YOUR GOAL
Lines with "NetBeans": pull these out of the listing below.

INPUT DATA
*** Begin section ***
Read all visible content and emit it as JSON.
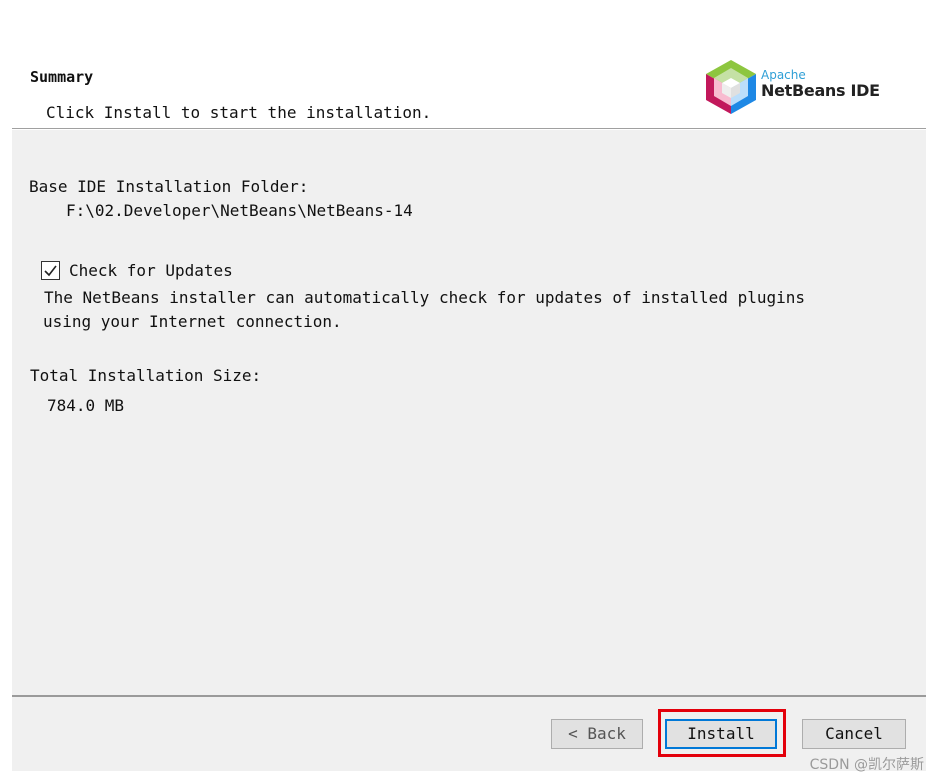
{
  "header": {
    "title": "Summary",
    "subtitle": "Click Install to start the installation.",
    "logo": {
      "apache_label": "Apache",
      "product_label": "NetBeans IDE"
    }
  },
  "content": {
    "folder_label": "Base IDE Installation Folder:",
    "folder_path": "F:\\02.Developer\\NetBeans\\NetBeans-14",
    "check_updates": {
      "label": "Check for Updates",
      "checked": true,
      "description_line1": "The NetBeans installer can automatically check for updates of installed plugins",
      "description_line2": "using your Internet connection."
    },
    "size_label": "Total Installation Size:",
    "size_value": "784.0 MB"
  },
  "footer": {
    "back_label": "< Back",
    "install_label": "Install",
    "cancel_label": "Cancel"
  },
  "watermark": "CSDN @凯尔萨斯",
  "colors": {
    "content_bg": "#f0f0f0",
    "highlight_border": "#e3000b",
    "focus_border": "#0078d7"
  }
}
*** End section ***
YOUR SOLUTION
      "product_label": "NetBeans IDE"
    "folder_path": "F:\\02.Developer\\NetBeans\\NetBeans-14",
      "description_line1": "The NetBeans installer can automatically check for updates of installed plugins",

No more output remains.